**Required work**:
When you copy the entries, omit the images and keep every word as it is.

Excerpts from a dataset
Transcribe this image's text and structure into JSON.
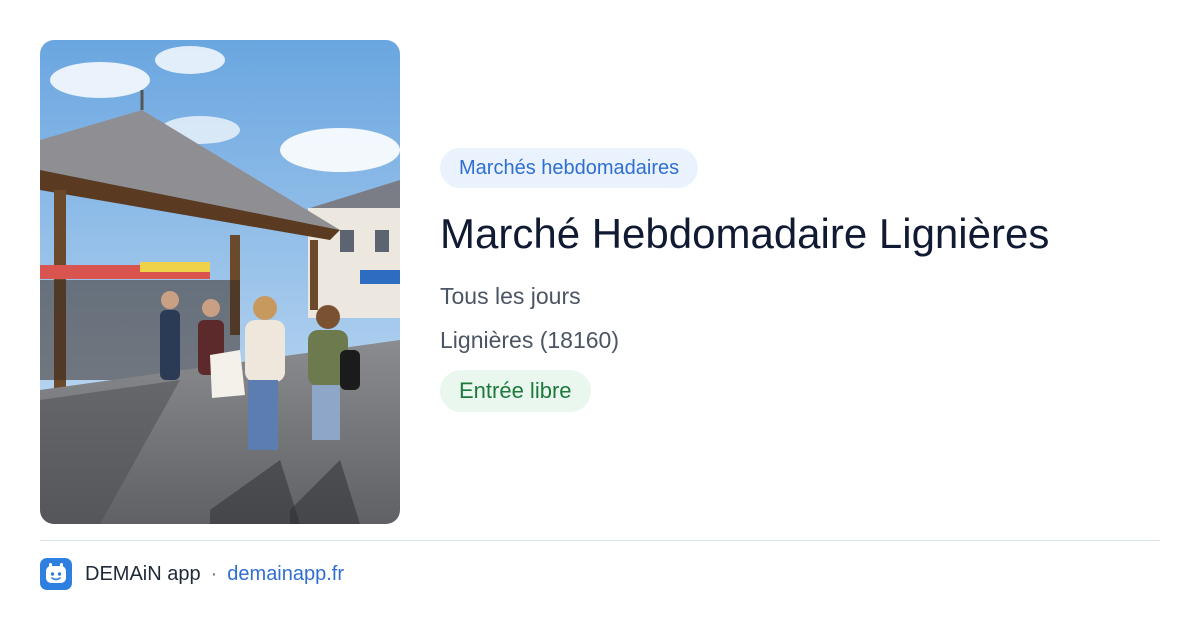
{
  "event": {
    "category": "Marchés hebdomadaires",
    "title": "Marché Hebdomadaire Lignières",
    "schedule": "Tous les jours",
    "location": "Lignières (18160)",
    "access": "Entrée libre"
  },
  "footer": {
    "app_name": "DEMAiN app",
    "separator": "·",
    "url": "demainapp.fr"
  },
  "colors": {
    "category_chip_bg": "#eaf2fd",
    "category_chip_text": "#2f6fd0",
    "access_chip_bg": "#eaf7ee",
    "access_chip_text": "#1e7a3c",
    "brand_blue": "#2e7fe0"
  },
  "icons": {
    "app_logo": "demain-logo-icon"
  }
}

**Answer space**:
Transcribe this image's text and structure into JSON.
{
  "event": {
    "category": "Marchés hebdomadaires",
    "title": "Marché Hebdomadaire Lignières",
    "schedule": "Tous les jours",
    "location": "Lignières (18160)",
    "access": "Entrée libre"
  },
  "footer": {
    "app_name": "DEMAiN app",
    "separator": "·",
    "url": "demainapp.fr"
  },
  "colors": {
    "category_chip_bg": "#eaf2fd",
    "category_chip_text": "#2f6fd0",
    "access_chip_bg": "#eaf7ee",
    "access_chip_text": "#1e7a3c",
    "brand_blue": "#2e7fe0"
  },
  "icons": {
    "app_logo": "demain-logo-icon"
  }
}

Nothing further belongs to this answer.